The Phoblographer doesn’t condone pixel peeping, but here is an example of a scene that you can check out for yourself. This orange baby is a newborn and I was tipped off to it by the staff when they saw my lens. When you zoom all the way in, you can see the baby’s face and eyes with ease. You can also see the mom’s.
That’s some real sharpness even while firing the image through haze.
Extra Image Samples
- Can fit into the top section of a backpack
- Fast focusing
- Beautiful image quality
- Gorgeous bokeh
- Weather sealing
- Pricey at $5,999.00
The Fujifilm XF 200mm f2 OIS WR deserves our Editor’s Choice award not only for a fantastic image quality that it can offer, but also for the weather sealing and reliability. Everything worked just as it should, and in my more recent tests vs some competing products I’m shocked at how great the entire system is compared to companies that arguably have been doing this for longer than Fujifilm has. The X series is still very young and Fujifilm’s foray into professional APS-C cameras is even younger. For what they created, I’m floored.
Of course, all this comes at a steep price tag. So who would buy this lens? Honestly, if I were into wildlife photography for money, I wouldn’t hesitate for a second. Fujifilm’s weather sealing, battery performance, light weight, and reliability are the right combination that Sony doesn’t really have. Canon and Nikon? Go ahead: your back is going to hurt a whole lot afterward. Olympus? They don’t have quite the high ISO image quality that we’d demand. But APS-C is just right when it comes to depth of field and size.

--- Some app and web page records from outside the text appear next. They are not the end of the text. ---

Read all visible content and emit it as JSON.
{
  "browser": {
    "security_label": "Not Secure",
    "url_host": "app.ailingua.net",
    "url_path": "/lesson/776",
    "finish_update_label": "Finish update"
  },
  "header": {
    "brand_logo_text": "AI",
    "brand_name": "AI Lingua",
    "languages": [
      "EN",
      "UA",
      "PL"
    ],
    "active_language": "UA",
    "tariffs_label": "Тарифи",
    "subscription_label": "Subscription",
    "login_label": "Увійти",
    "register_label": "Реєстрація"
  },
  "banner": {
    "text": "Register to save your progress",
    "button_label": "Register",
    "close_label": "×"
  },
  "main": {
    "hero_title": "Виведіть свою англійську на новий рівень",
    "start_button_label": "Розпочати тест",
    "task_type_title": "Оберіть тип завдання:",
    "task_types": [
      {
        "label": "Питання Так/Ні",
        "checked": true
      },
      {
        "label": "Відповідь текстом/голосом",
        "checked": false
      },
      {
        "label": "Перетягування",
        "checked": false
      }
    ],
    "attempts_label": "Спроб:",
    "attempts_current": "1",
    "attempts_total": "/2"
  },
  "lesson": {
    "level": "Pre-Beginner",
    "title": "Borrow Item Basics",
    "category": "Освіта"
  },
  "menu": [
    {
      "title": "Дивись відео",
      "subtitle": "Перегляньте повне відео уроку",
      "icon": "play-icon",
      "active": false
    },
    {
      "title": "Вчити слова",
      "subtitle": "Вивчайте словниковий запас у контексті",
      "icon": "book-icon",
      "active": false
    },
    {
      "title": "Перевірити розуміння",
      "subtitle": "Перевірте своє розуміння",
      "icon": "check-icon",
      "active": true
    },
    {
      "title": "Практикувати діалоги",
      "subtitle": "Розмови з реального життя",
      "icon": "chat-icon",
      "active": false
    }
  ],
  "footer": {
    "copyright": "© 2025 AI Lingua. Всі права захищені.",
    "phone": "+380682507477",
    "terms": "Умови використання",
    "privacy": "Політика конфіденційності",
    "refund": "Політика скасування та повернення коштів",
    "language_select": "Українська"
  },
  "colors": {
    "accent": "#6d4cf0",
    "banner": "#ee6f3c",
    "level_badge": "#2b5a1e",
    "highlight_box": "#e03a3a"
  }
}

For that, the Fujifilm XF 200mm f2 OIS WR deserves our highest praise of 5 out of 5 stars and our Editor’s Choice award.